On To the Best of Our Knowledge, we have deep conversations with a wide array of people about the things that inspire them and the big ideas they draw from that inspiration. In our regular series—Bookmarks, Deep Tracks, and Dangerous Ideas—we ask those individuals to describe their ideas and the inspirations that drive them in their own words.


Seeing is Forgetting the Name of The Thing One Sees

Choreogapher Bill T. Jones recommends Lawrence Weschler's "Seeing is Forgetting the Name of the Thing One Sees."More

"My Friend Dahmer" by Derf Backderf

What do you do when your buddy in high school turns out to be the serial killer Jeffrey Dahmer?More

"The Nazi and the Barber" by Edgar Hilsenrath

Paul Beatty, the Booker Prize Winning Author of “The Sellout"" recommends "The Nazi and the Barber,” a novel by Holocaust survivor Edgar Hilsenrath. More

Dangerous Ideas


Can playing out negative scenarios lead to a more positive life?More


Historian Iain McCalman’s Dangerous Idea? The Anthropocene — the idea that humans have fundamentally changed our global climate. It’s scary, but we’re also seeing people come together in unprecedented ways to solve planetary problems.More

A flower at the end of life

Author and professor Simon Critchley offers a dangerous idea that concerns time. And death.More

Deep Tracks

David Giffels and his dad

A few years ago, David Giffels took on an unusual woodworking project — he started building his own coffin. With his 80-year-old father. But after losing his mother and best friend suddenly, his woodworking project took on a whole new meaning.

Nikka and Strings

When Nikka Costa was ten, she was a pop sensation in Europe. In her 20s, she was Britney Spear’s opening act. But she’s left pop music behind and now she’s performing songs by some of the musicians she’s known, including Prince and Frank Sinatra.More

rock and roll

For author Jennifer Egan — whose novel "A Visit From The Goon Squad" documents the inner life of lifelong rock and roll stars—the pauses in rock ballads might say as much or more than the riffs.More

Sonic Sidebar


Chuck Klosterman thinks the Internet has ruined a lot of things, including death.More

ignored on the phone

For three decades, MIT professor Sherry Turkle's been looking at the ways we interact with machines. She believes our digital devices are taking a toll on our personal relationships.More

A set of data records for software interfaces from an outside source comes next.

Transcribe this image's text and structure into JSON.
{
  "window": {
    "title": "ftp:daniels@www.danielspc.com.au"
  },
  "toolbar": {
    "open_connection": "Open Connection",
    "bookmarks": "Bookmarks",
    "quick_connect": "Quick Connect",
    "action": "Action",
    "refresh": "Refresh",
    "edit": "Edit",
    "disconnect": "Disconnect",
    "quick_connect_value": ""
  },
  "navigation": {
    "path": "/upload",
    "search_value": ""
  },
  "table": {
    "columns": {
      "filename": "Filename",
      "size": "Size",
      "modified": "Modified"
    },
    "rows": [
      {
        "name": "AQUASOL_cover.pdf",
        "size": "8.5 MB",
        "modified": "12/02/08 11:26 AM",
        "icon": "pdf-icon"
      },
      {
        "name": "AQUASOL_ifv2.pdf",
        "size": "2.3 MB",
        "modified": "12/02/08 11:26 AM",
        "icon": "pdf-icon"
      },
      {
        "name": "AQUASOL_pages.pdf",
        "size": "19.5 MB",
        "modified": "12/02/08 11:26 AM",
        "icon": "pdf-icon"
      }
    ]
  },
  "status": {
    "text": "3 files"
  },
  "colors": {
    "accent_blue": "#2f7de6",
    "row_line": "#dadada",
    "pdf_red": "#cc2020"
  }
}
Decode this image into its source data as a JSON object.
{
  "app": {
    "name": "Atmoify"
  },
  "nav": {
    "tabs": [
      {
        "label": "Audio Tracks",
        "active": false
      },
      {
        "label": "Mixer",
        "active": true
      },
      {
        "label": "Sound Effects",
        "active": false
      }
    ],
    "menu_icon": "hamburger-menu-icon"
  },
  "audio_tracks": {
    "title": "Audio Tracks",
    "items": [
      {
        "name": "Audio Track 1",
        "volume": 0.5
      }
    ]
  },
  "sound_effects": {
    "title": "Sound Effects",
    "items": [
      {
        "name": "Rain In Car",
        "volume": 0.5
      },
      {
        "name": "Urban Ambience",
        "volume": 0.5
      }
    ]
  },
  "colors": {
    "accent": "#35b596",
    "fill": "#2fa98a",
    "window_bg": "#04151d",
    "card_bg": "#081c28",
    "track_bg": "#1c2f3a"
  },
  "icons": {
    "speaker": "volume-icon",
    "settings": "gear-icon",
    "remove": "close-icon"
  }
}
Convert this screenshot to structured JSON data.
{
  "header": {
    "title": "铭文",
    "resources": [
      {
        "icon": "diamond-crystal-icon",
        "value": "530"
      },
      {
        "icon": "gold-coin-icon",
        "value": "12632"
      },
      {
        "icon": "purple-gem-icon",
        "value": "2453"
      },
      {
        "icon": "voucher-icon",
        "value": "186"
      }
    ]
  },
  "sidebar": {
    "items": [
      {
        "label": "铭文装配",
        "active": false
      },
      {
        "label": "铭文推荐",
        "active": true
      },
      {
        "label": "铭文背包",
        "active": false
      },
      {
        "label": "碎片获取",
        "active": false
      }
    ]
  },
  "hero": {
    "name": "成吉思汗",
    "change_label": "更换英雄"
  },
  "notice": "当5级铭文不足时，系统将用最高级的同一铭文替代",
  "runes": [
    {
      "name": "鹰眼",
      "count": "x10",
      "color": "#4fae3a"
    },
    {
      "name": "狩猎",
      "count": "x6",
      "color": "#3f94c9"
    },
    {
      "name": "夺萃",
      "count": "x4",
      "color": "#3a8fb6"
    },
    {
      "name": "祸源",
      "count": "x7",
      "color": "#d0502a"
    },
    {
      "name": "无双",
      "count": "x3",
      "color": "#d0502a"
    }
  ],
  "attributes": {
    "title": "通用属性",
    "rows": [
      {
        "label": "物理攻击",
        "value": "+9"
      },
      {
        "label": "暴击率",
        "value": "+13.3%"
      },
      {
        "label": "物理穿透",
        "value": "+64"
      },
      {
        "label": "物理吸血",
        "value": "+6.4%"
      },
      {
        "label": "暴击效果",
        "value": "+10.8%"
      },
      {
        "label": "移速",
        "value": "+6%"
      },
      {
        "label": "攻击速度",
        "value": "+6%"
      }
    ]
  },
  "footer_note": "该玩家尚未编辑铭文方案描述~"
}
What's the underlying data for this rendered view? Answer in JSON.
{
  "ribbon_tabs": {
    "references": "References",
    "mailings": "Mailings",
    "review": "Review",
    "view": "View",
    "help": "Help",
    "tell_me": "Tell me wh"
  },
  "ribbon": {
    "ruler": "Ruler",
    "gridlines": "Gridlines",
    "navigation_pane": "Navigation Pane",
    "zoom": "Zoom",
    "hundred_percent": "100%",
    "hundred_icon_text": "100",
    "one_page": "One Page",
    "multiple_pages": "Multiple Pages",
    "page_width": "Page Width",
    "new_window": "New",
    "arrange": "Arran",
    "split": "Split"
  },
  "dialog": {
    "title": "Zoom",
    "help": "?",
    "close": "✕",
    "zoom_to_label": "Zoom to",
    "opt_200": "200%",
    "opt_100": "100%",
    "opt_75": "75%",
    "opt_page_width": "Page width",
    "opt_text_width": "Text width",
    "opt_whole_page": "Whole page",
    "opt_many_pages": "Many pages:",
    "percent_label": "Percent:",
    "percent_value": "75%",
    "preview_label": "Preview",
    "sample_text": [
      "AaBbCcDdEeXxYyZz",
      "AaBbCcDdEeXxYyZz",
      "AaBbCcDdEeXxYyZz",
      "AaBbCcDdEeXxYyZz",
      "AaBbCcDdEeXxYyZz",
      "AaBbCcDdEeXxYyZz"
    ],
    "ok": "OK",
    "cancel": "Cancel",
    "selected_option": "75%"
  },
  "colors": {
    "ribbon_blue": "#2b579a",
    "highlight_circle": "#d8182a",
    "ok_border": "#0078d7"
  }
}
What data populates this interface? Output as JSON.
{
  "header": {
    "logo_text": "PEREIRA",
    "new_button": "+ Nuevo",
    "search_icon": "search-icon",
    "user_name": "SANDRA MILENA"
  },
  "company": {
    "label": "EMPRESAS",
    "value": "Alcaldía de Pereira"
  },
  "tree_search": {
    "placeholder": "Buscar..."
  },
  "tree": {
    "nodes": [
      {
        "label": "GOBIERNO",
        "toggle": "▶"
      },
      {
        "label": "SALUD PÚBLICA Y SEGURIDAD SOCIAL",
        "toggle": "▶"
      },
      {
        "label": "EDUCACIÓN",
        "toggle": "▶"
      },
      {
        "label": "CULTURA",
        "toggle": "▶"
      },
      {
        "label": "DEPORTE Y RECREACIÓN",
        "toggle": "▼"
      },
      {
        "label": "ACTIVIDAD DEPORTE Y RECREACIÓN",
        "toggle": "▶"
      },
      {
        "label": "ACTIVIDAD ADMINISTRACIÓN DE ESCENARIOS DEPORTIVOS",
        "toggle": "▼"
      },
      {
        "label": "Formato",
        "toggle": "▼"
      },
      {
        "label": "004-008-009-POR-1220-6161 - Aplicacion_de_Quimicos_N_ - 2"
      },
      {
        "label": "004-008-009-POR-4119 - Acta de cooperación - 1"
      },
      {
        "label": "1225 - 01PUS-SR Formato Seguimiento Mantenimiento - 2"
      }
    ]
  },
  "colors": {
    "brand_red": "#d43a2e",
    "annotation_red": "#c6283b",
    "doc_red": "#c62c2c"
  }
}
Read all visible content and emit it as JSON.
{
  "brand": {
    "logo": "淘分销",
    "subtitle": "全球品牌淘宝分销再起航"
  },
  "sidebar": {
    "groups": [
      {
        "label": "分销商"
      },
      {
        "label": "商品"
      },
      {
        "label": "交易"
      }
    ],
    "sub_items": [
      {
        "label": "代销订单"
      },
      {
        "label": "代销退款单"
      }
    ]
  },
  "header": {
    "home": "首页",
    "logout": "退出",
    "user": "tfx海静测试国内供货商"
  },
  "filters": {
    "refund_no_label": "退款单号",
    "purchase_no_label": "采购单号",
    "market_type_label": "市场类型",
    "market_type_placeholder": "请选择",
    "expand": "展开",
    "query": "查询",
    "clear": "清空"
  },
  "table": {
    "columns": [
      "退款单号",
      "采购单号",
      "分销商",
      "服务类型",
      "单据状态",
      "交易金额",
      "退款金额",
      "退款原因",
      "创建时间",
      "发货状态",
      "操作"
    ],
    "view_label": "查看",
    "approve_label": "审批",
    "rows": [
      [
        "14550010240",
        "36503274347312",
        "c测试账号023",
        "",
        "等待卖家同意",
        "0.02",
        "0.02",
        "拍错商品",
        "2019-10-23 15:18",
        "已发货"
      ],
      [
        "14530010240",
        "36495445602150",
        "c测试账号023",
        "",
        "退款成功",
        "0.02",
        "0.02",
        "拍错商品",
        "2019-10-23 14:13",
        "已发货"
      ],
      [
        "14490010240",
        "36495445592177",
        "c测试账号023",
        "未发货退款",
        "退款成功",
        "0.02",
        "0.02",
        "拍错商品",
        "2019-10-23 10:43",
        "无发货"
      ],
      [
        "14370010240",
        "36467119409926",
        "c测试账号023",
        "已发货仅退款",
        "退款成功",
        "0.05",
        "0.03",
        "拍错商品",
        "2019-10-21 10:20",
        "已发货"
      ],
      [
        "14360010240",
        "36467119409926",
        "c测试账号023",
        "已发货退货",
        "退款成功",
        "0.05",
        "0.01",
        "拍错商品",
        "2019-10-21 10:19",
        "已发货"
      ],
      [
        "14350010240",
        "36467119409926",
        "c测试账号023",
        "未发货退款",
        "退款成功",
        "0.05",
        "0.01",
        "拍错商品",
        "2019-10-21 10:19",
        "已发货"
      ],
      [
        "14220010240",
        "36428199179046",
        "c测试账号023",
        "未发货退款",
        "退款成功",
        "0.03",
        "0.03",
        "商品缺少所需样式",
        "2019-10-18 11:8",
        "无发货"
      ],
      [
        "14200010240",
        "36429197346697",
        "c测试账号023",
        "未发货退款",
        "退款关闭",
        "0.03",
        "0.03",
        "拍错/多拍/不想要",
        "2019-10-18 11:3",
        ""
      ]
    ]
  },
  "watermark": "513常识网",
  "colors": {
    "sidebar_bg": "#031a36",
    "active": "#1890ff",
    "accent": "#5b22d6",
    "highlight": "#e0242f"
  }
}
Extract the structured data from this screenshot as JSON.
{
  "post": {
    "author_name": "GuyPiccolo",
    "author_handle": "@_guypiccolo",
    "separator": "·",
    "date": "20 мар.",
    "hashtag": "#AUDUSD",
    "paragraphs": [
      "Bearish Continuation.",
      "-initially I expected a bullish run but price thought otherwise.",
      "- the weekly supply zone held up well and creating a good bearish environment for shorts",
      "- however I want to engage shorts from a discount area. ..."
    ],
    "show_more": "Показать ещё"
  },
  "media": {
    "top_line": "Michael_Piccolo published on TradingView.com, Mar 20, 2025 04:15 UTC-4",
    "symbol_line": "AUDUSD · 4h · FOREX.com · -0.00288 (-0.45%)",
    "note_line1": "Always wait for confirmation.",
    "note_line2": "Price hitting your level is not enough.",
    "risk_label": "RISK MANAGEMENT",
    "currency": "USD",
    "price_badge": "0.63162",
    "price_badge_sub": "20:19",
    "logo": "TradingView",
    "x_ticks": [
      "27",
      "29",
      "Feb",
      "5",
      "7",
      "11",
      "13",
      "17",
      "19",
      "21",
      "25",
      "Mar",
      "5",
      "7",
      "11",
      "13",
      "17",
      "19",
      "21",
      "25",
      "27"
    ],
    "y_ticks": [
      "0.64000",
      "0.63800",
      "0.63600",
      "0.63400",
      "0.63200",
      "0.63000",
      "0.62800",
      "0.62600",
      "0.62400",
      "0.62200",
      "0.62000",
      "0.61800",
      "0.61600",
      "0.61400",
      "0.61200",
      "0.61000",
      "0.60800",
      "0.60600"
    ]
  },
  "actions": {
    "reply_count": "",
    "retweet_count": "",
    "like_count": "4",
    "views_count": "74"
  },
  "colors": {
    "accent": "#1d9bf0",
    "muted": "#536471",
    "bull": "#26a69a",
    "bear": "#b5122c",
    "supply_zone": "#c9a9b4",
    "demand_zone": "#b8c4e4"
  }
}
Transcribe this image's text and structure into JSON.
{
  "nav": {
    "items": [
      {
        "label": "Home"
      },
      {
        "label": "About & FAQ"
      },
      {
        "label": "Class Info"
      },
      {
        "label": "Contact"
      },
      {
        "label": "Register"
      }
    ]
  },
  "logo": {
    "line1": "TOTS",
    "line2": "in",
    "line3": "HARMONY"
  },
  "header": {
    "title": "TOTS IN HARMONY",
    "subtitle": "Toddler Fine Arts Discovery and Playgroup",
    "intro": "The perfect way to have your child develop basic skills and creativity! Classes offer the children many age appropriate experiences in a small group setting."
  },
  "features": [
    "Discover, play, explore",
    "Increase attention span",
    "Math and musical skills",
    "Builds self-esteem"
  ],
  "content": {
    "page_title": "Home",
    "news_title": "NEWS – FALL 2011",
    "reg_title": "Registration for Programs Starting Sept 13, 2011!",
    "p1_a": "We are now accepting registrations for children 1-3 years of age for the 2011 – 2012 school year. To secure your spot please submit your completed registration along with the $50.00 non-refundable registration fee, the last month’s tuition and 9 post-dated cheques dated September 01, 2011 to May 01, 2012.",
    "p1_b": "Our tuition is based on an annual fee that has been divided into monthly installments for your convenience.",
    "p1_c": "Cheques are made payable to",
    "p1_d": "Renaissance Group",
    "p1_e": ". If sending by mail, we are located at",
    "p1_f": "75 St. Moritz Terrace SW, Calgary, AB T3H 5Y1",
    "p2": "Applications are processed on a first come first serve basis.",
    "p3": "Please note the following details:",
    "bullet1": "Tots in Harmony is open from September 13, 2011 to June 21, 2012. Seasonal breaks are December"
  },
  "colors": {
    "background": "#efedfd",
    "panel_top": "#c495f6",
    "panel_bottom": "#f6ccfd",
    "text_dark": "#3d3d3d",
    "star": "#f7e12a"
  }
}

basketball rivals

During basketball camp in Fargo, North Dakota, cultural critic Chuck Klosterman made an enemy — for life. And maybe that was a bad idea.More